In watching artists and teacher working together, I’ve been thinking about glaze in two vertices: direction and depth of field. Direction of gaze can be classified as either vertical or horizontal. The Vertical Gaze (VG) was evident when the looking of children was directed either at their teacher or to other source of authority in the room such as a whiteboard or other instructional materials.
The Horizontal Gaze (HG) was evident when children were either looking at each other or to others who were working together with them. Shifts from vertical to horizontal gaze could be detected as relationships developed in the session and reflected moments in which the authority in the classroom was diverted from its usual site, the teacher, towards other agents in the classroom.
Depth of field can also be classified into three types: short, medium and long. A short depth of field gaze was only possible when a child was unable to look much beyond their immediate environment; their desk or beyond the walls of their classroom for example.
A typical classroom wall, with its myriad of learning instructions and exhortations for example is influential in maintaining a short depth of field gaze, irrespective of any aspirational advice it may offer in terms of how children might wish to envision their future horizons. On the other hand, a medium depth of field gaze allows views out of the immediate classroom to perhaps other classrooms, school fields or other school premises such as the kitchen or library. Finally, a long depth of field gaze is possible if the view from the classroom can reach to the wider physical community and in which longer vistas and further horizons are observable.
When thinking about the gaze in performance, and particularly that of ‘integrated’ performances of disabled and nondisabled performers, the concept of gaze leads to some critical questions:
Who are we being asked to look at?
Who are we being asked to listen to?
How are we being asked to look?
Are we being asked to look at everyone through the same conventions?
Who drives the action, who tells the story?
To whom does the story happen?

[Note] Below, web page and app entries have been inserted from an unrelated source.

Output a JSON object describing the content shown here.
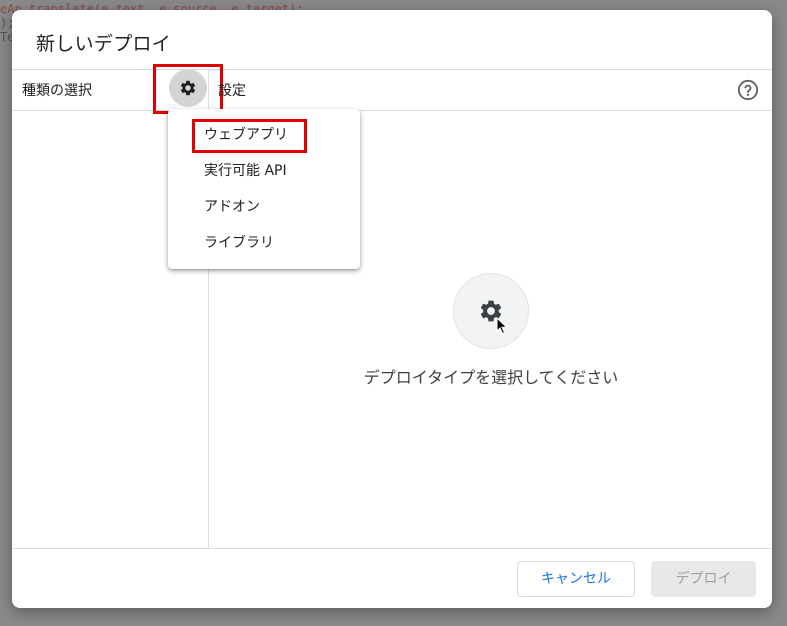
{
  "background_code": {
    "line1": "eAp.translate(e.text, e.source, e.target);",
    "line2": ");",
    "line3": "Te"
  },
  "dialog": {
    "title": "新しいデプロイ",
    "left_panel_header": "種類の選択",
    "right_panel_header": "設定",
    "gear_icon": "gear-icon",
    "help_icon": "help-circle-icon",
    "empty_state_text": "デプロイタイプを選択してください"
  },
  "type_menu": {
    "items": [
      "ウェブアプリ",
      "実行可能 API",
      "アドオン",
      "ライブラリ"
    ]
  },
  "footer": {
    "cancel_label": "キャンセル",
    "deploy_label": "デプロイ"
  },
  "colors": {
    "accent_blue": "#1a73e8",
    "highlight_red": "#e00000",
    "disabled_bg": "#e8e8e8"
  }
}
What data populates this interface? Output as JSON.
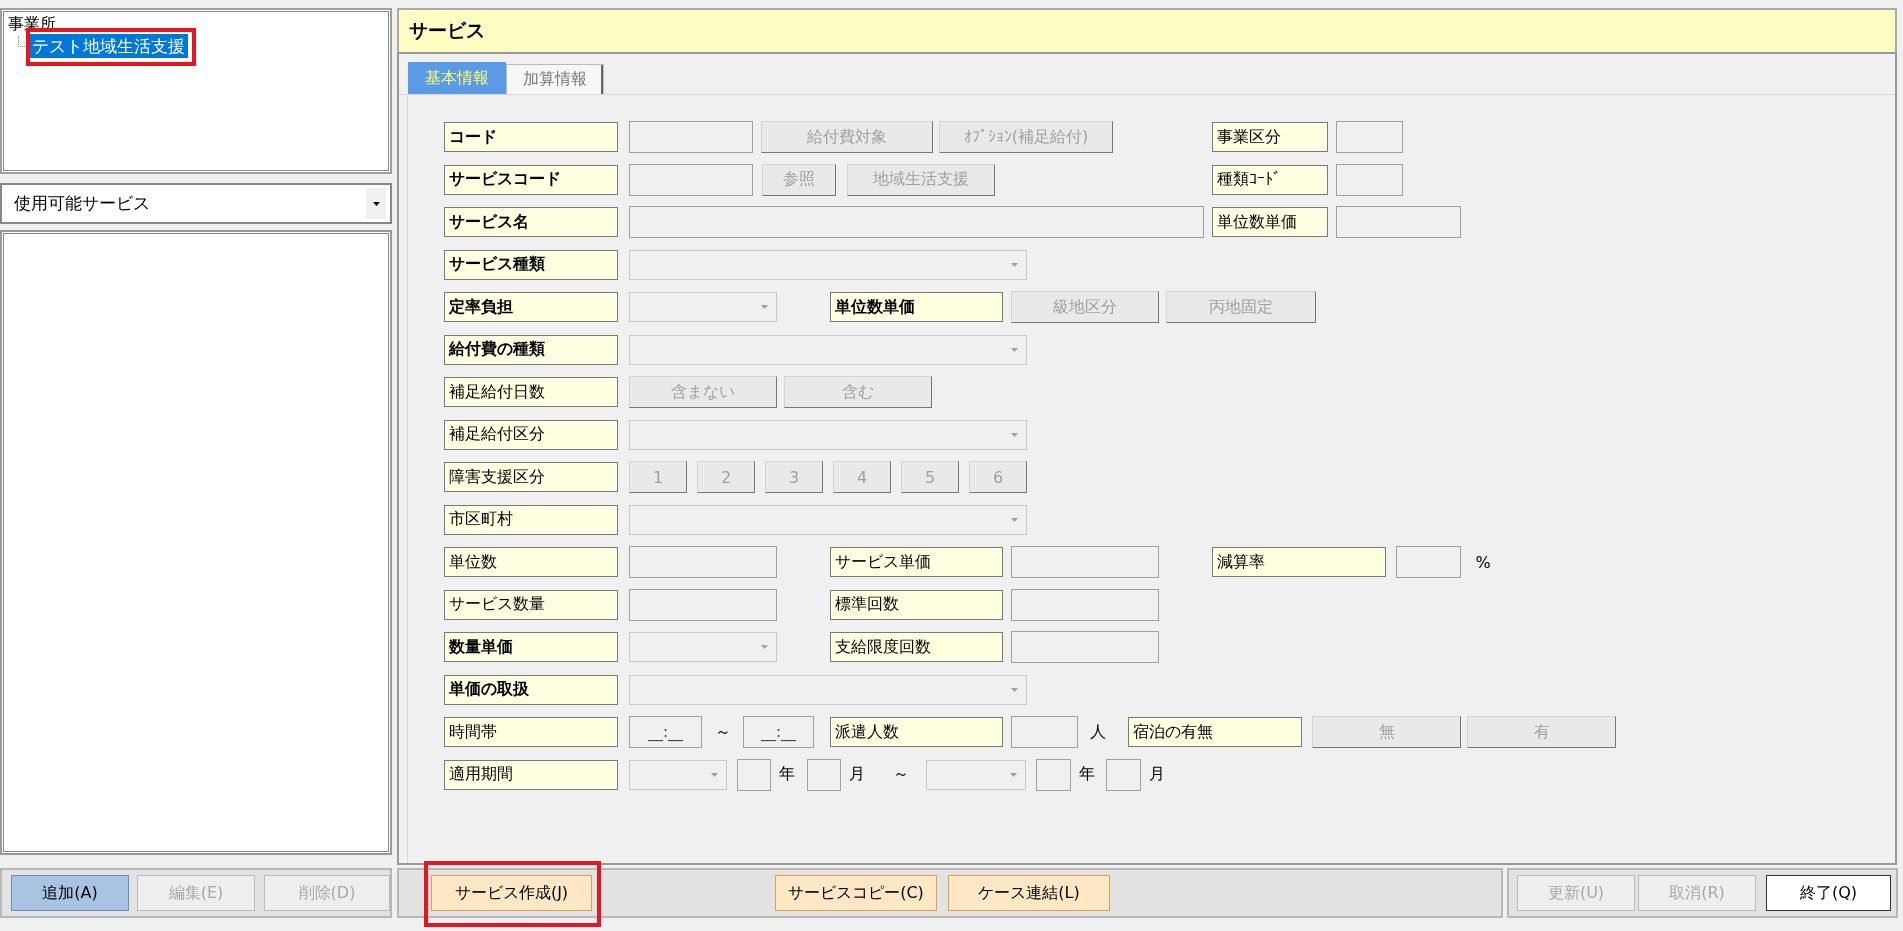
{
  "tree": {
    "root": "事業所",
    "children": [
      {
        "label": "テスト地域生活支援",
        "selected": true,
        "highlighted": true
      }
    ]
  },
  "service_filter": {
    "value": "使用可能サービス"
  },
  "panel": {
    "title": "サービス"
  },
  "tabs": [
    {
      "label": "基本情報",
      "selected": true
    },
    {
      "label": "加算情報",
      "selected": false
    }
  ],
  "form_rows": [
    {
      "items": [
        {
          "kind": "label",
          "text": "コード",
          "bold": true
        },
        {
          "kind": "field"
        },
        {
          "kind": "button",
          "text": "給付費対象",
          "disabled": true
        },
        {
          "kind": "button",
          "text": "ｵﾌﾟｼｮﾝ(補足給付)",
          "disabled": true
        },
        {
          "kind": "label",
          "text": "事業区分",
          "bold": false
        },
        {
          "kind": "field"
        }
      ]
    },
    {
      "items": [
        {
          "kind": "label",
          "text": "サービスコード",
          "bold": true
        },
        {
          "kind": "field"
        },
        {
          "kind": "button",
          "text": "参照",
          "disabled": true
        },
        {
          "kind": "button",
          "text": "地域生活支援",
          "disabled": true
        },
        {
          "kind": "label",
          "text": "種類ｺｰﾄﾞ",
          "bold": false
        },
        {
          "kind": "field"
        }
      ]
    },
    {
      "items": [
        {
          "kind": "label",
          "text": "サービス名",
          "bold": true
        },
        {
          "kind": "field"
        },
        {
          "kind": "label",
          "text": "単位数単価",
          "bold": false
        },
        {
          "kind": "field"
        }
      ]
    },
    {
      "items": [
        {
          "kind": "label",
          "text": "サービス種類",
          "bold": true
        },
        {
          "kind": "combo"
        }
      ]
    },
    {
      "items": [
        {
          "kind": "label",
          "text": "定率負担",
          "bold": true
        },
        {
          "kind": "combo"
        },
        {
          "kind": "label",
          "text": "単位数単価",
          "bold": true
        },
        {
          "kind": "button",
          "text": "級地区分",
          "disabled": true
        },
        {
          "kind": "button",
          "text": "丙地固定",
          "disabled": true
        }
      ]
    },
    {
      "items": [
        {
          "kind": "label",
          "text": "給付費の種類",
          "bold": true
        },
        {
          "kind": "combo"
        }
      ]
    },
    {
      "items": [
        {
          "kind": "label",
          "text": "補足給付日数",
          "bold": false
        },
        {
          "kind": "button",
          "text": "含まない",
          "disabled": true
        },
        {
          "kind": "button",
          "text": "含む",
          "disabled": true
        }
      ]
    },
    {
      "items": [
        {
          "kind": "label",
          "text": "補足給付区分",
          "bold": false
        },
        {
          "kind": "combo"
        }
      ]
    },
    {
      "items": [
        {
          "kind": "label",
          "text": "障害支援区分",
          "bold": false
        },
        {
          "kind": "button",
          "text": "1",
          "disabled": true
        },
        {
          "kind": "button",
          "text": "2",
          "disabled": true
        },
        {
          "kind": "button",
          "text": "3",
          "disabled": true
        },
        {
          "kind": "button",
          "text": "4",
          "disabled": true
        },
        {
          "kind": "button",
          "text": "5",
          "disabled": true
        },
        {
          "kind": "button",
          "text": "6",
          "disabled": true
        }
      ]
    },
    {
      "items": [
        {
          "kind": "label",
          "text": "市区町村",
          "bold": false
        },
        {
          "kind": "combo"
        }
      ]
    },
    {
      "items": [
        {
          "kind": "label",
          "text": "単位数",
          "bold": false
        },
        {
          "kind": "field"
        },
        {
          "kind": "label",
          "text": "サービス単価",
          "bold": false
        },
        {
          "kind": "field"
        },
        {
          "kind": "label",
          "text": "減算率",
          "bold": false
        },
        {
          "kind": "field"
        },
        {
          "kind": "text",
          "text": "%"
        }
      ]
    },
    {
      "items": [
        {
          "kind": "label",
          "text": "サービス数量",
          "bold": false
        },
        {
          "kind": "field"
        },
        {
          "kind": "label",
          "text": "標準回数",
          "bold": false
        },
        {
          "kind": "field"
        }
      ]
    },
    {
      "items": [
        {
          "kind": "label",
          "text": "数量単価",
          "bold": true
        },
        {
          "kind": "combo"
        },
        {
          "kind": "label",
          "text": "支給限度回数",
          "bold": false
        },
        {
          "kind": "field"
        }
      ]
    },
    {
      "items": [
        {
          "kind": "label",
          "text": "単価の取扱",
          "bold": true
        },
        {
          "kind": "combo"
        }
      ]
    },
    {
      "items": [
        {
          "kind": "label",
          "text": "時間帯",
          "bold": false
        },
        {
          "kind": "field",
          "value": "__:__"
        },
        {
          "kind": "text",
          "text": "～"
        },
        {
          "kind": "field",
          "value": "__:__"
        },
        {
          "kind": "label",
          "text": "派遣人数",
          "bold": false
        },
        {
          "kind": "field"
        },
        {
          "kind": "text",
          "text": "人"
        },
        {
          "kind": "label",
          "text": "宿泊の有無",
          "bold": false
        },
        {
          "kind": "button",
          "text": "無",
          "disabled": true
        },
        {
          "kind": "button",
          "text": "有",
          "disabled": true
        }
      ]
    },
    {
      "items": [
        {
          "kind": "label",
          "text": "適用期間",
          "bold": false
        },
        {
          "kind": "combo"
        },
        {
          "kind": "field"
        },
        {
          "kind": "text",
          "text": "年"
        },
        {
          "kind": "field"
        },
        {
          "kind": "text",
          "text": "月"
        },
        {
          "kind": "text",
          "text": "～"
        },
        {
          "kind": "combo"
        },
        {
          "kind": "field"
        },
        {
          "kind": "text",
          "text": "年"
        },
        {
          "kind": "field"
        },
        {
          "kind": "text",
          "text": "月"
        }
      ]
    }
  ],
  "bottom_groups": [
    {
      "buttons": [
        {
          "label": "追加(A)",
          "kind": "active",
          "disabled": false
        },
        {
          "label": "編集(E)",
          "kind": "plain",
          "disabled": true
        },
        {
          "label": "削除(D)",
          "kind": "plain",
          "disabled": true
        }
      ]
    },
    {
      "buttons": [
        {
          "label": "サービス作成(J)",
          "kind": "accent",
          "disabled": false,
          "highlighted": true
        },
        {
          "label": "サービスコピー(C)",
          "kind": "accent",
          "disabled": false
        },
        {
          "label": "ケース連結(L)",
          "kind": "accent",
          "disabled": false
        }
      ]
    },
    {
      "buttons": [
        {
          "label": "更新(U)",
          "kind": "plain",
          "disabled": true
        },
        {
          "label": "取消(R)",
          "kind": "plain",
          "disabled": true
        },
        {
          "label": "終了(Q)",
          "kind": "strong",
          "disabled": false
        }
      ]
    }
  ]
}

Who could be almost passive observers watching the action pass them by?
Who in the performance could be replaced by puppets?
(extract from The Puppet Question revisited: movements, models and manipulations)